>>>

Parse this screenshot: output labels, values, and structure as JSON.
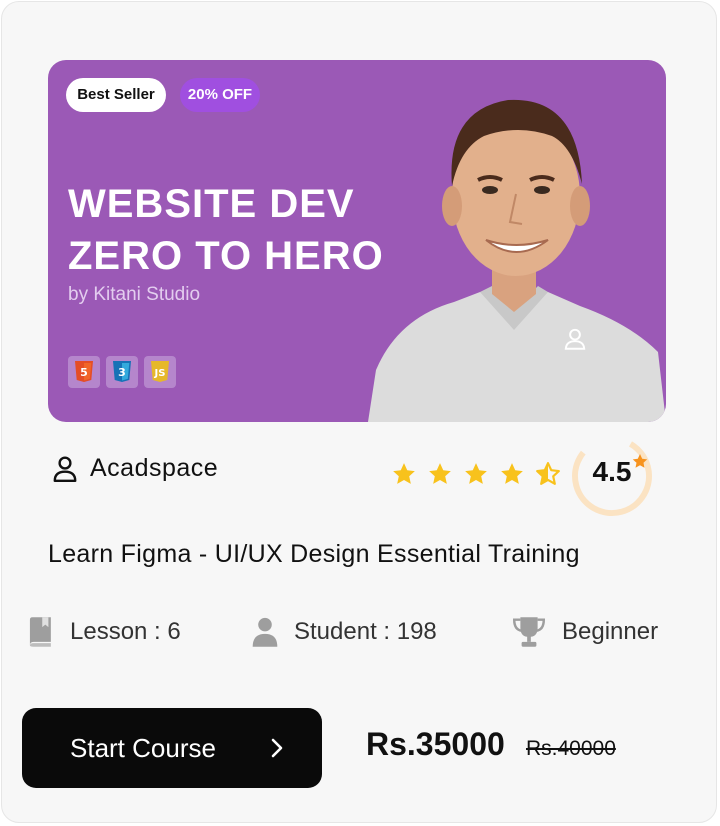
{
  "badges": {
    "best_seller": "Best Seller",
    "discount": "20% OFF"
  },
  "banner": {
    "title_line1": "WEBSITE DEV",
    "title_line2": "ZERO TO HERO",
    "byline": "by Kitani Studio",
    "tech_icons": [
      "html5-icon",
      "css3-icon",
      "javascript-icon"
    ],
    "background_color": "#9b59b6"
  },
  "instructor": {
    "name": "Acadspace",
    "icon": "user-icon"
  },
  "rating": {
    "value": "4.5",
    "stars": 4.5,
    "max_stars": 5,
    "star_color": "#f8c21c"
  },
  "course": {
    "title": "Learn Figma - UI/UX Design Essential Training"
  },
  "meta": {
    "lesson": "Lesson : 6",
    "student": "Student : 198",
    "level": "Beginner"
  },
  "cta": {
    "label": "Start Course"
  },
  "pricing": {
    "price": "Rs.35000",
    "original_price": "Rs.40000"
  }
}
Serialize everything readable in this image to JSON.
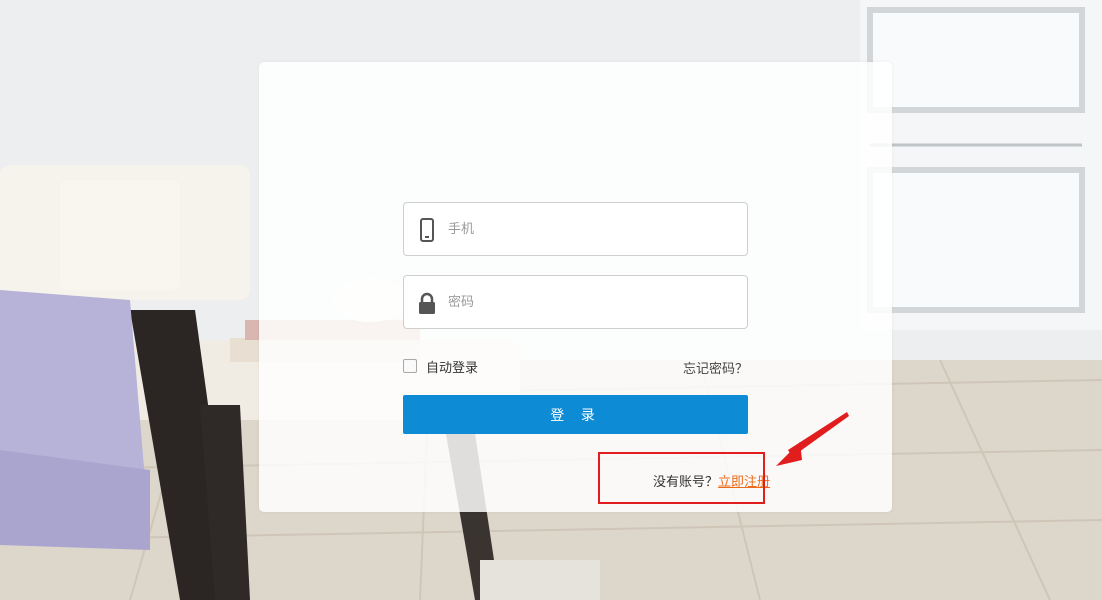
{
  "login": {
    "phone_placeholder": "手机",
    "password_placeholder": "密码",
    "remember_label": "自动登录",
    "forgot_label": "忘记密码？",
    "submit_label": "登 录",
    "no_account_text": "没有账号？",
    "register_label": "立即注册"
  },
  "icons": {
    "phone": "mobile-phone-icon",
    "password": "lock-icon",
    "annotation": "red-arrow-icon"
  },
  "colors": {
    "primary_button": "#0d8bd4",
    "register_link": "#ee6a1b",
    "highlight_box": "#e11d1d"
  }
}
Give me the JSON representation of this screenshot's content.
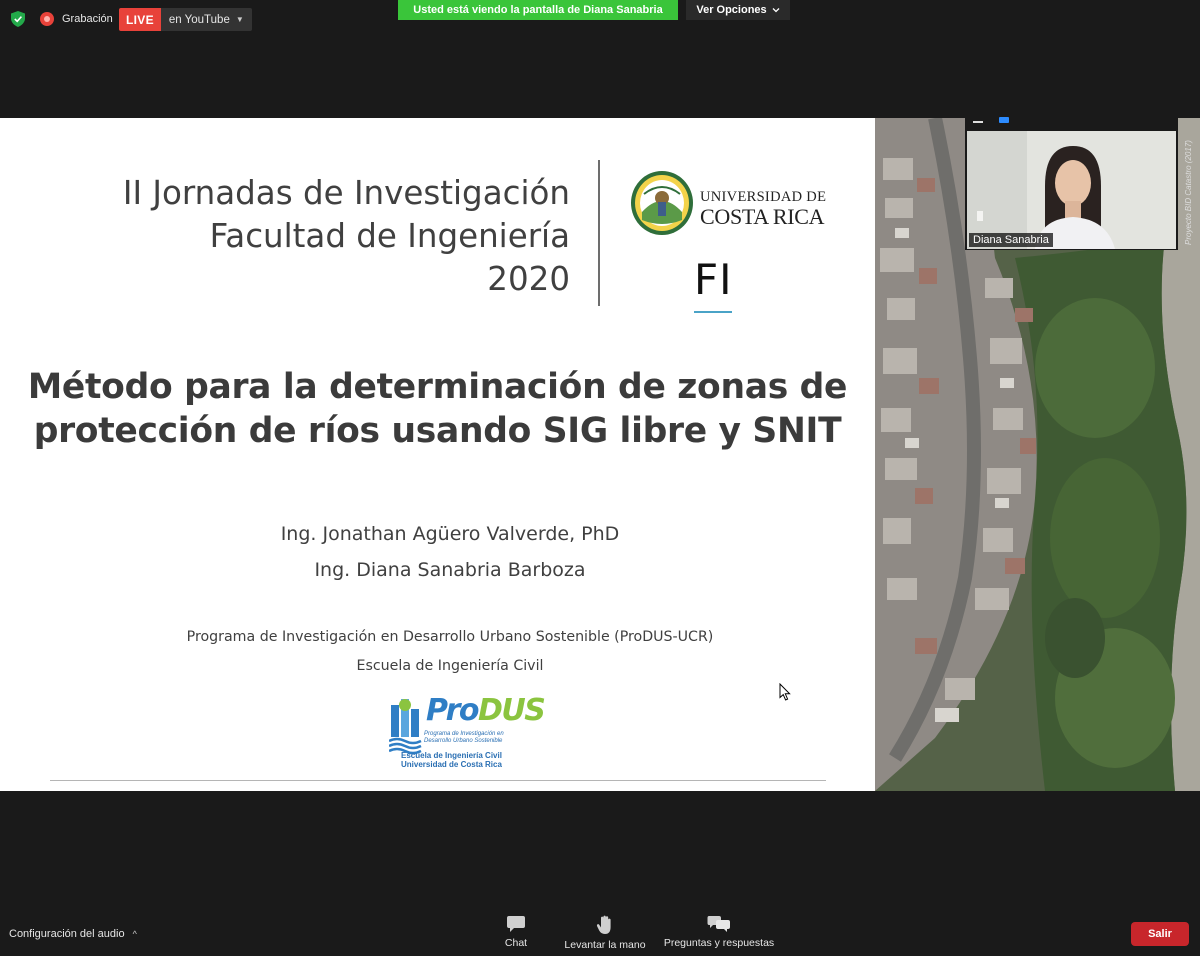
{
  "topbar": {
    "recording_label": "Grabación",
    "live_badge": "LIVE",
    "live_target": "en YouTube",
    "share_banner": "Usted está viendo la pantalla de Diana Sanabria",
    "view_options": "Ver Opciones"
  },
  "slide": {
    "conference_lines": [
      "II Jornadas de Investigación",
      "Facultad de Ingeniería",
      "2020"
    ],
    "university_line1": "UNIVERSIDAD DE",
    "university_line2": "COSTA RICA",
    "faculty_abbr": "FI",
    "title_lines": [
      "Método para la determinación de zonas de",
      "protección de ríos usando SIG libre y SNIT"
    ],
    "authors": [
      "Ing. Jonathan Agüero Valverde, PhD",
      "Ing. Diana Sanabria Barboza"
    ],
    "program_lines": [
      "Programa de Investigación en Desarrollo Urbano Sostenible (ProDUS-UCR)",
      "Escuela de Ingeniería Civil"
    ],
    "produs_logo": {
      "name_part1": "Pro",
      "name_part2": "DUS",
      "subtitle_lines": [
        "Programa de Investigación en",
        "Desarrollo Urbano Sostenible"
      ],
      "school_lines": [
        "Escuela de Ingeniería Civil",
        "Universidad de Costa Rica"
      ]
    },
    "photo_credit": "Proyecto BID Catastro (2017)"
  },
  "video_tile": {
    "participant_name": "Diana Sanabria"
  },
  "bottombar": {
    "audio_config": "Configuración del audio",
    "chat": "Chat",
    "raise_hand": "Levantar la mano",
    "qa": "Preguntas y respuestas",
    "leave": "Salir"
  },
  "colors": {
    "live_red": "#e8423a",
    "share_green": "#3ac53a",
    "leave_red": "#c8262b",
    "tile_accent": "#2d8cff"
  }
}
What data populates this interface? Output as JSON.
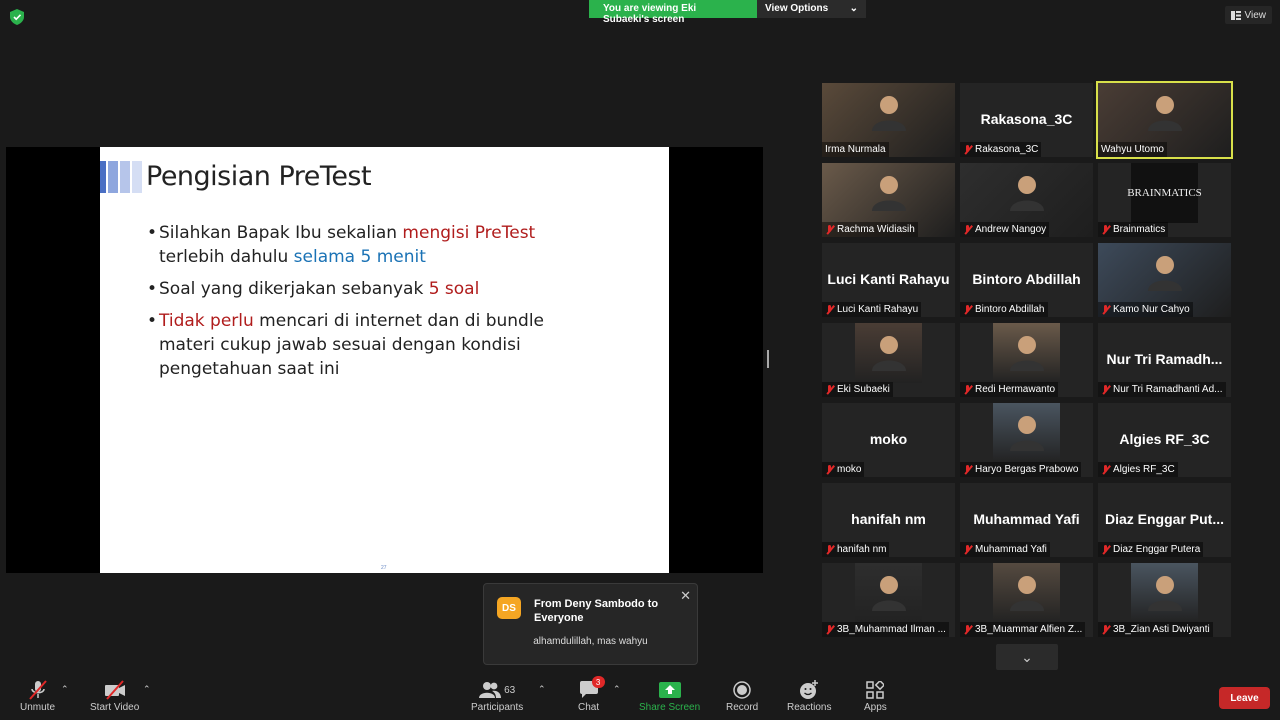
{
  "top": {
    "banner_text": "You are viewing Eki Subaeki's screen",
    "view_options_label": "View Options",
    "view_label": "View"
  },
  "slide": {
    "title": "Pengisian PreTest",
    "bullet1_a": "Silahkan Bapak Ibu sekalian ",
    "bullet1_b": "mengisi PreTest",
    "bullet1_c": "terlebih dahulu ",
    "bullet1_d": "selama 5 menit",
    "bullet2_a": "Soal yang dikerjakan sebanyak ",
    "bullet2_b": "5 soal",
    "bullet3_a": "Tidak perlu",
    "bullet3_b": " mencari di internet dan di bundle materi cukup jawab sesuai dengan kondisi pengetahuan saat ini",
    "page_number": "27"
  },
  "participants": [
    {
      "label": "Irma Nurmala",
      "big": "",
      "video": true,
      "muted": false
    },
    {
      "label": "Rakasona_3C",
      "big": "Rakasona_3C",
      "video": false,
      "muted": true
    },
    {
      "label": "Wahyu Utomo",
      "big": "",
      "video": true,
      "muted": false,
      "active": true
    },
    {
      "label": "Rachma Widiasih",
      "big": "",
      "video": true,
      "muted": true
    },
    {
      "label": "Andrew Nangoy",
      "big": "",
      "video": true,
      "muted": true
    },
    {
      "label": "Brainmatics",
      "big": "",
      "video": true,
      "muted": true
    },
    {
      "label": "Luci Kanti Rahayu",
      "big": "Luci Kanti Rahayu",
      "video": false,
      "muted": true
    },
    {
      "label": "Bintoro Abdillah",
      "big": "Bintoro Abdillah",
      "video": false,
      "muted": true
    },
    {
      "label": "Kamo Nur Cahyo",
      "big": "",
      "video": true,
      "muted": true
    },
    {
      "label": "Eki Subaeki",
      "big": "",
      "video": true,
      "muted": true
    },
    {
      "label": "Redi Hermawanto",
      "big": "",
      "video": true,
      "muted": true
    },
    {
      "label": "Nur Tri Ramadhanti Ad...",
      "big": "Nur Tri Ramadh...",
      "video": false,
      "muted": true
    },
    {
      "label": "moko",
      "big": "moko",
      "video": false,
      "muted": true
    },
    {
      "label": "Haryo Bergas Prabowo",
      "big": "",
      "video": true,
      "muted": true
    },
    {
      "label": "Algies RF_3C",
      "big": "Algies RF_3C",
      "video": false,
      "muted": true
    },
    {
      "label": "hanifah nm",
      "big": "hanifah nm",
      "video": false,
      "muted": true
    },
    {
      "label": "Muhammad Yafi",
      "big": "Muhammad Yafi",
      "video": false,
      "muted": true
    },
    {
      "label": "Diaz Enggar Putera",
      "big": "Diaz Enggar Put...",
      "video": false,
      "muted": true
    },
    {
      "label": "3B_Muhammad Ilman ...",
      "big": "",
      "video": true,
      "muted": true
    },
    {
      "label": "3B_Muammar Alfien Z...",
      "big": "",
      "video": true,
      "muted": true
    },
    {
      "label": "3B_Zian Asti Dwiyanti",
      "big": "",
      "video": true,
      "muted": true
    }
  ],
  "brand_tile_text": "BRAINMATICS",
  "chat": {
    "avatar": "DS",
    "from": "From Deny Sambodo to Everyone",
    "message": "alhamdulillah, mas wahyu"
  },
  "toolbar": {
    "unmute": "Unmute",
    "start_video": "Start Video",
    "participants": "Participants",
    "participants_count": "63",
    "chat": "Chat",
    "chat_badge": "3",
    "share_screen": "Share Screen",
    "record": "Record",
    "reactions": "Reactions",
    "apps": "Apps",
    "leave": "Leave"
  },
  "colors": {
    "accent_green": "#2bb24c",
    "leave_red": "#c62828",
    "active_speaker": "#d8e04a",
    "slide_red": "#b01c1c",
    "slide_blue": "#1a72b5"
  }
}
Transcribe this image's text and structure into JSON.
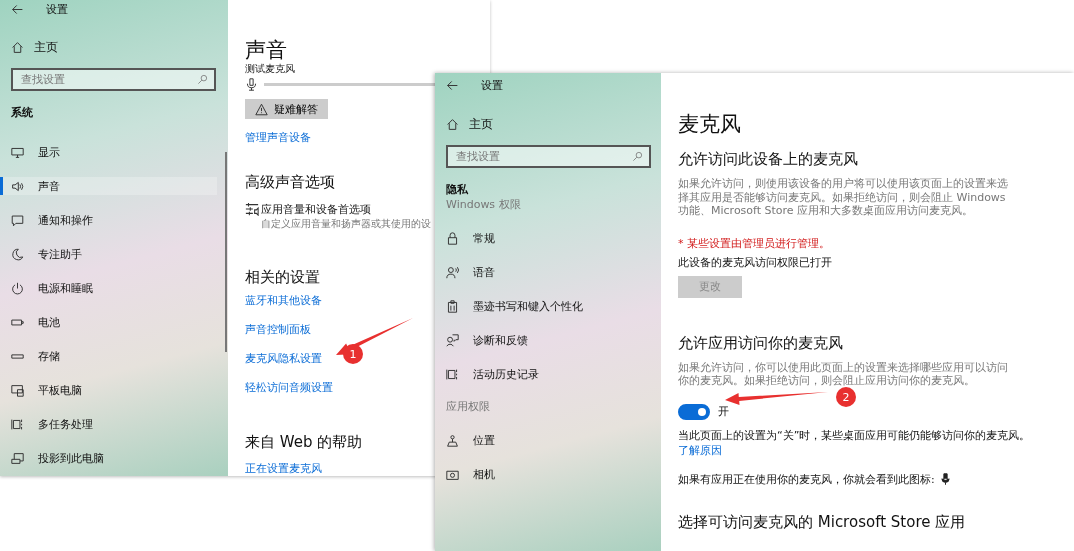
{
  "sound_window": {
    "title": "设置",
    "home": "主页",
    "search": {
      "placeholder": "查找设置"
    },
    "section": "系统",
    "items": [
      {
        "label": "显示",
        "selected": false
      },
      {
        "label": "声音",
        "selected": true
      },
      {
        "label": "通知和操作",
        "selected": false
      },
      {
        "label": "专注助手",
        "selected": false
      },
      {
        "label": "电源和睡眠",
        "selected": false
      },
      {
        "label": "电池",
        "selected": false
      },
      {
        "label": "存储",
        "selected": false
      },
      {
        "label": "平板电脑",
        "selected": false
      },
      {
        "label": "多任务处理",
        "selected": false
      },
      {
        "label": "投影到此电脑",
        "selected": false
      }
    ],
    "heading": "声音",
    "mic_test_label": "测试麦克风",
    "troubleshoot_button": "疑难解答",
    "manage_link": "管理声音设备",
    "advanced_heading": "高级声音选项",
    "advanced_item": {
      "title": "应用音量和设备首选项",
      "subtitle": "自定义应用音量和扬声器或其使用的设"
    },
    "related_heading": "相关的设置",
    "related_links": [
      "蓝牙和其他设备",
      "声音控制面板",
      "麦克风隐私设置",
      "轻松访问音频设置"
    ],
    "help_heading": "来自 Web 的帮助",
    "help_links": [
      "正在设置麦克风"
    ],
    "callout": {
      "label": "1"
    }
  },
  "microphone_window": {
    "title": "设置",
    "home": "主页",
    "search": {
      "placeholder": "查找设置"
    },
    "section": "隐私",
    "groups": [
      {
        "label": "Windows 权限",
        "items": [
          {
            "label": "常规",
            "selected": false
          },
          {
            "label": "语音",
            "selected": false
          },
          {
            "label": "墨迹书写和键入个性化",
            "selected": false
          },
          {
            "label": "诊断和反馈",
            "selected": false
          },
          {
            "label": "活动历史记录",
            "selected": false
          }
        ]
      },
      {
        "label": "应用权限",
        "items": [
          {
            "label": "位置",
            "selected": false
          },
          {
            "label": "相机",
            "selected": false
          }
        ]
      }
    ],
    "heading": "麦克风",
    "device_heading": "允许访问此设备上的麦克风",
    "device_description": "如果允许访问，则使用该设备的用户将可以使用该页面上的设置来选择其应用是否能够访问麦克风。如果拒绝访问，则会阻止 Windows 功能、Microsoft Store 应用和大多数桌面应用访问麦克风。",
    "admin_note": "* 某些设置由管理员进行管理。",
    "device_status": "此设备的麦克风访问权限已打开",
    "change_button": {
      "label": "更改",
      "disabled": true
    },
    "apps_heading": "允许应用访问你的麦克风",
    "apps_description": "如果允许访问，你可以使用此页面上的设置来选择哪些应用可以访问你的麦克风。如果拒绝访问，则会阻止应用访问你的麦克风。",
    "toggle": {
      "label": "开",
      "on": true
    },
    "desktop_note": "当此页面上的设置为“关”时，某些桌面应用可能仍能够访问你的麦克风。",
    "learn_link": "了解原因",
    "icon_note": "如果有应用正在使用你的麦克风，你就会看到此图标:",
    "store_heading": "选择可访问麦克风的 Microsoft Store 应用",
    "callout": {
      "label": "2"
    }
  }
}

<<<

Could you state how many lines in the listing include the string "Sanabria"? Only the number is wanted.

3